She said she’s adamant about bringing advancements the sewing world is making to the Coop – strides ahead of what most people might learn about sewing from their mother or grandmother.
She said it’s especially helpful to have materials ready for novices who are deciding whether it’s something to continue without the pricey investment.
She also said she enjoys teaching kids how to sew because they’re fearless, confident and uninhibited when it comes to patterns and designs.
“They just want to have fun and they never turn down a challenge,” she said.
“For children, it builds so much confidence and self-esteem because they go home with something that they made that their parents can’t even make.”
She even enforces a no-parents-allowed rule to put no barriers on their creativity.
“It’s putting this power in their hands they probably haven’t had before,” she said. “They’re the ones that are on top.”
Creating two- and three-dimensional products develops children’s spatial awareness, as well as motor and entrepreneurial skills, she said.
The advantages of sewing transcend just creating a blanket or pillow. She said her students develop a natural camaraderie that is easier because they understand each other.
“If you sew and you have no friends that sew, it’s really hard to show them a project that you completed,” she said. “If they don’t sew, they don’t get it.”
She said she knew people were longing for that connection after her online community of people who sew became so successful.
“[An active online community] tells me that people are looking for and needing to make this connection with the craft that they love,” she said.
“Being around people who speak your language in that sense, is the most amazing feeling ever.”
She said many who take part in these communities have suffered a loss, and sewing becomes therapeutic for those struggling with depression or other mental health issues.
“They’re just looking to kind of dig themselves out of this super depressing hole,” she said. “And when they make something – especially when they’re going to give it to someone – it’s like this feeling is so rewarding that it just fills you up and you just want more and more and more.”
Wilson’s love of sewing started at an early age. She was raised by a single mom who immigrated to New York’s Garment District of Manhattan in the 1960’s. She said she would watch in admiration as her mom’s nimble fingers sewed fabric.
“That’s what we had growing up, was an industrial sewing machine in my house,” she said. “And those machines go on 2,000 stitches per minute, where the home sewing machines go 800 per minute.”
She begged her mother to teach her the craft. Her mom adamantly refused, however, after badly injuring her finger several times with the needle. Instead, she encouraged her daughter to pursue more practical endeavors and instilled the importance of an education from early on.
But Wilson channeled her crafty nature in every way she could.
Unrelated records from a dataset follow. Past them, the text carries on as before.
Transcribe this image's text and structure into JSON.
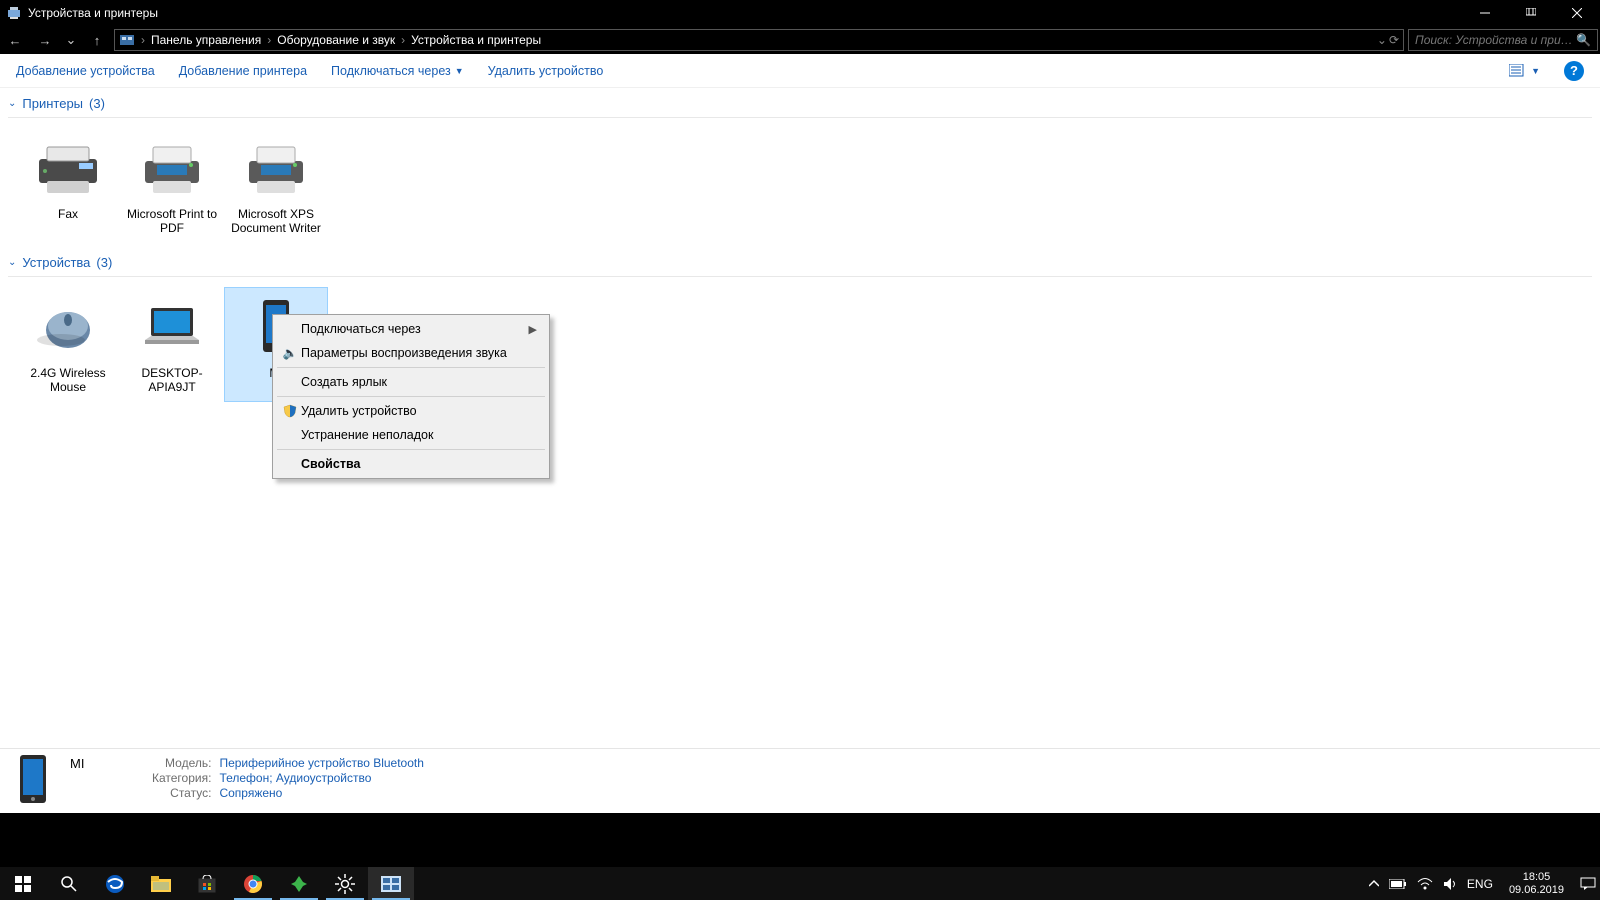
{
  "window_title": "Устройства и принтеры",
  "breadcrumbs": [
    "Панель управления",
    "Оборудование и звук",
    "Устройства и принтеры"
  ],
  "search_placeholder": "Поиск: Устройства и принте...",
  "toolbar": {
    "add_device": "Добавление устройства",
    "add_printer": "Добавление принтера",
    "connect_via": "Подключаться через",
    "remove_device": "Удалить устройство"
  },
  "groups": {
    "printers": {
      "title": "Принтеры",
      "count": "(3)"
    },
    "devices": {
      "title": "Устройства",
      "count": "(3)"
    }
  },
  "printers": [
    {
      "label": "Fax"
    },
    {
      "label": "Microsoft Print to PDF"
    },
    {
      "label": "Microsoft XPS Document Writer"
    }
  ],
  "devices": [
    {
      "label": "2.4G Wireless Mouse"
    },
    {
      "label": "DESKTOP-APIA9JT"
    },
    {
      "label": "MI"
    }
  ],
  "context_menu": {
    "connect_via": "Подключаться через",
    "sound_playback": "Параметры воспроизведения звука",
    "create_shortcut": "Создать ярлык",
    "remove_device": "Удалить устройство",
    "troubleshoot": "Устранение неполадок",
    "properties": "Свойства"
  },
  "details": {
    "name": "MI",
    "model_key": "Модель:",
    "model_val": "Периферийное устройство Bluetooth",
    "category_key": "Категория:",
    "category_val": "Телефон; Аудиоустройство",
    "status_key": "Статус:",
    "status_val": "Сопряжено"
  },
  "tray": {
    "lang": "ENG",
    "time": "18:05",
    "date": "09.06.2019"
  }
}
“I created board games,” she recalled. “I invented stuff. I did woodworking. I made and decorated cakes. Sewing was just the next thing. If I had sewing early, who knows what I would have done?”
After graduating cum laude from UF with an anthropology degree in 2004, she took her mom’s advice and did something practical with it, going to law school. While she persevered and got her law degree in 2008, she said never really wanted to be a lawyer, and never lost sight of her creative talents.
She began working part-time job at Joann’s Fabrics to help her get through law school, earning $7 an hour just to be around fabrics she could touch and colors she could admire.
“My mind would go all over the place,” she recalled. “Like, ‘Oh, this would make a cute skirt… Being in that creative space in my head took me away from all the stress of law school and bills and money and whatever. That was my happy place.”
She was still in her second year and looking for a coffee shop to study at when she stumbled on a nearby establishment that taught sewing classes – what she dubs her light bulb moment. Her mom finally bought her a 1966 Singer sewing machine for $10 at a garage sale. After her mom left, she tried her hand at it on a pair of old ripped jeans.
And since then, Wilson’s never stopped.
She launched a series of instructional YouTube videos under the username The Crafty Gemini in 2009 that have since garnered millions of viewers and subscribers. It proliferated into an online subscription pay club than ran from 2015 to January 2017.
Her efforts have gotten worldwide praise – she’s appeared on ABC’s 20/20, ABC World News, FOX News Latino as well The New York Times, Parents Latina, and several quilting magazines, according to the Coop’s official release.
The Sewing Coop’s grand opening will be on September 10 from 1 to 5 p.m. at 706 NW 23rd Ave. in Gainesville.
For a complete class schedule and more information about the studio, visit http://thesewingcoop.com.
By Kristina Orrego